Corrosion and Corruption in Alcohol Beverage Sales
One of the major battle grounds in the ongoing alcohol three tier war is the issue of Self Distribution: when producers sell their own product to either retailers or consumers without the use of a wholesaler. To craft brewers and craft distillers, a dynamic part of the alcohol beverage industry, this ability is crucial to their success.
It is often argued only by the wholesaler tier that producer sales without use of a wholesaler is a corruption of the three tier system; an example of one tier encroaching on another tier’s territory and an undermining of principles of the system.

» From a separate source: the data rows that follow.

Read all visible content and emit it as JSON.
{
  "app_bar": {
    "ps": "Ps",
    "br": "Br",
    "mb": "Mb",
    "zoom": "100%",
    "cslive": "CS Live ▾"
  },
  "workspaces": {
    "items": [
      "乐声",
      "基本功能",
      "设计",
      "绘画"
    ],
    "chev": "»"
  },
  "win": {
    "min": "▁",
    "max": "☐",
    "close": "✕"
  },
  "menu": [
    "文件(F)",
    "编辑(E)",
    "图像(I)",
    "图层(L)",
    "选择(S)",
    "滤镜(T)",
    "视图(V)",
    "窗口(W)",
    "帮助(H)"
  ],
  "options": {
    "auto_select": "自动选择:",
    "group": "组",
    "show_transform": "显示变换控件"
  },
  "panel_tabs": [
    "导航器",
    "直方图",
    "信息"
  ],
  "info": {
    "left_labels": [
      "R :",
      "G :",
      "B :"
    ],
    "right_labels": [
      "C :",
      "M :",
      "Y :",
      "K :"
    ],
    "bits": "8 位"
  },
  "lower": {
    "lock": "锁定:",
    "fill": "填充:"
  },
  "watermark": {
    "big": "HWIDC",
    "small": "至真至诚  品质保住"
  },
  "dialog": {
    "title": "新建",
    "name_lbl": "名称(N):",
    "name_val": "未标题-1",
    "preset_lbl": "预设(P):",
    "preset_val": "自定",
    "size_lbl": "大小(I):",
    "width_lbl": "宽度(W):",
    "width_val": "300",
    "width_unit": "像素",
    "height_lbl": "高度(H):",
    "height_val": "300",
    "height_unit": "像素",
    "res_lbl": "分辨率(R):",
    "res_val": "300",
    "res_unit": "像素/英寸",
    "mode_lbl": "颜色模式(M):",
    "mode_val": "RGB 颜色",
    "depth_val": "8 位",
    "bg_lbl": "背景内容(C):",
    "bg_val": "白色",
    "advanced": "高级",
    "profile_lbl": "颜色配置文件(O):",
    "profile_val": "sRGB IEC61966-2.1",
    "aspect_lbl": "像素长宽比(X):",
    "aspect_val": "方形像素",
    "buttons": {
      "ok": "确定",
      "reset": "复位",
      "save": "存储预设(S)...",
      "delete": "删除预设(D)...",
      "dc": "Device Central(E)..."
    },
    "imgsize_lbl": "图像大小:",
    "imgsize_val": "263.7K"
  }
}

This view of self distribution ought to be dismissed.
When a winery, brewer, distiller or cidery sells their own product either direct to the consumer or direct to a retailer or restaurant they are in fact not acting in the role of today’s wholesaler for the simple reason that they are not providing their buyers with a choice of products from various producers in the way that all wholesalers do today. Only their product are on offer. In essence they are not acting at all like a wholesaler but rather opting out of the three tier system entirely.

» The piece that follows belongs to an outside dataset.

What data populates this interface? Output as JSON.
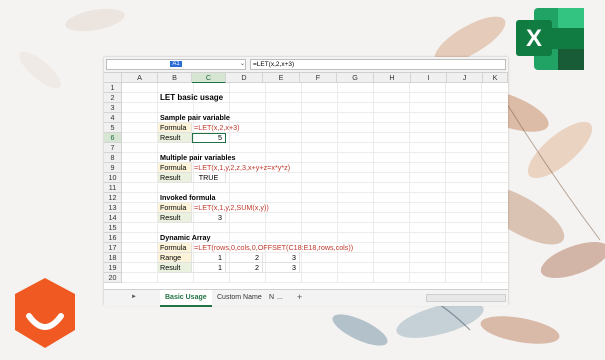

Furthermore, when the producers sell directly to retailers, they are not vertically integrating insofar as they are not the end seller to the consumer. The same can be said when the producer sells directly to the consumer as they are not acting as a wholesaler.

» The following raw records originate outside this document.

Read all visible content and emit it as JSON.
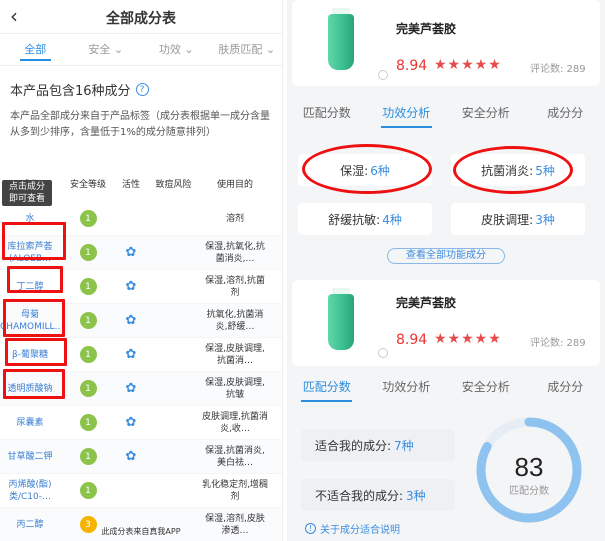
{
  "left": {
    "back": "‹",
    "title": "全部成分表",
    "tabs": [
      {
        "label": "全部"
      },
      {
        "label": "安全 ⌄"
      },
      {
        "label": "功效 ⌄"
      },
      {
        "label": "肤质匹配 ⌄"
      }
    ],
    "count_text": "本产品包含16种成分",
    "help_icon": "?",
    "description": "本产品全部成分来自于产品标签（成分表根据单一成分含量从多到少排序，含量低于1%的成分随意排列）",
    "headers": [
      "成分",
      "安全等级",
      "活性",
      "致痘风险",
      "使用目的"
    ],
    "tooltip": "点击成分\n即可查看",
    "rows": [
      {
        "name": "水",
        "safe": "1",
        "active": "",
        "use": "溶剂"
      },
      {
        "name": "库拉索芦荟(ALOEB…",
        "safe": "1",
        "active": "✿",
        "use": "保湿,抗氧化,抗菌消炎,…"
      },
      {
        "name": "丁二醇",
        "safe": "1",
        "active": "✿",
        "use": "保湿,溶剂,抗菌剂"
      },
      {
        "name": "母菊(CHAMOMILL…",
        "safe": "1",
        "active": "✿",
        "use": "抗氧化,抗菌消炎,舒缓…"
      },
      {
        "name": "β-葡聚糖",
        "safe": "1",
        "active": "✿",
        "use": "保湿,皮肤调理,抗菌消…"
      },
      {
        "name": "透明质酸钠",
        "safe": "1",
        "active": "✿",
        "use": "保湿,皮肤调理,抗皱"
      },
      {
        "name": "尿囊素",
        "safe": "1",
        "active": "✿",
        "use": "皮肤调理,抗菌消炎,收…"
      },
      {
        "name": "甘草酸二钾",
        "safe": "1",
        "active": "✿",
        "use": "保湿,抗菌消炎,美白祛…"
      },
      {
        "name": "丙烯酸(酯)类/C10-…",
        "safe": "1",
        "active": "",
        "use": "乳化稳定剂,增稠剂"
      },
      {
        "name": "丙二醇",
        "safe": "3",
        "active": "",
        "use": "保湿,溶剂,皮肤渗透…"
      }
    ],
    "footer": "此成分表来自真我APP"
  },
  "right": {
    "product_name": "完美芦荟胶",
    "score": "8.94",
    "stars": "★★★★★",
    "reviews": "评论数: 289",
    "tabs": [
      "匹配分数",
      "功效分析",
      "安全分析",
      "成分分"
    ],
    "efficacy": [
      {
        "label": "保湿:",
        "value": "6种"
      },
      {
        "label": "抗菌消炎:",
        "value": "5种"
      },
      {
        "label": "舒缓抗敏:",
        "value": "4种"
      },
      {
        "label": "皮肤调理:",
        "value": "3种"
      }
    ],
    "view_all": "查看全部功能成分",
    "fit_label": "适合我的成分:",
    "fit_value": "7种",
    "unfit_label": "不适合我的成分:",
    "unfit_value": "3种",
    "match_score": "83",
    "match_label": "匹配分数",
    "match_fraction": 0.83,
    "note": "关于成分适合说明",
    "note_icon": "!"
  },
  "colors": {
    "accent": "#2a8ee0",
    "highlight": "#e11111",
    "safe_green": "#8cc34b",
    "star_red": "#e74c4c"
  }
}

Wholesalers and their trade associations too often are successful using the argument that producer self distribution threatens the three tier system and that lawmakers ought to protect the system by assuring that producers only sell their production to wholesalers. In reality, lawmakers ought in every instance to reject this argument. It makes no sense in the 21st century and it is a self serving argument wholesalers concoct in an effort to retain a rent-seeking environment.
The primary goal of the three tier system of alcohol distribution when it was created in the mid 1930s was to assure that producers could not manipulate retailers and, particularly, taverns and bars by tying them to their brands through coercion. Additionally, the goal was to assure that there would be no black market, no organized crime and no marketing efforts that would lead to intemperance. Not to put too fine a point on it, but the goal was to assure that producers did not control the alcohol beverage market. So, a middle man—the wholesaler—was placed by legal mandate between the producer and the retailers.
The irony is that by giving the wholesale tier this kind of monopoly, lawmakers of the the past assured the new mandated wholesale tier would dominate and control the alcohol market, provide the means for wholesaler coercion of producers and retailers and this is exactly what we see today. And today’s lawmakers tend to support this wholesaler manipulation and control of the alcohol beverage marketplace by giving unthinking support to the argument that the three tier system must be protected.
Producer self distribution where allowed has in no instance resulted in Tied Houses. It has not caused any wholesalers to go out of business. And it has not caused any upheaval due to intemperate consumption. In short, all self distribution does is give small producers the means to succeed. Self distribution is a net-win for producers, for alcohol regulation and for consumers. It ought never be opposed when proposed.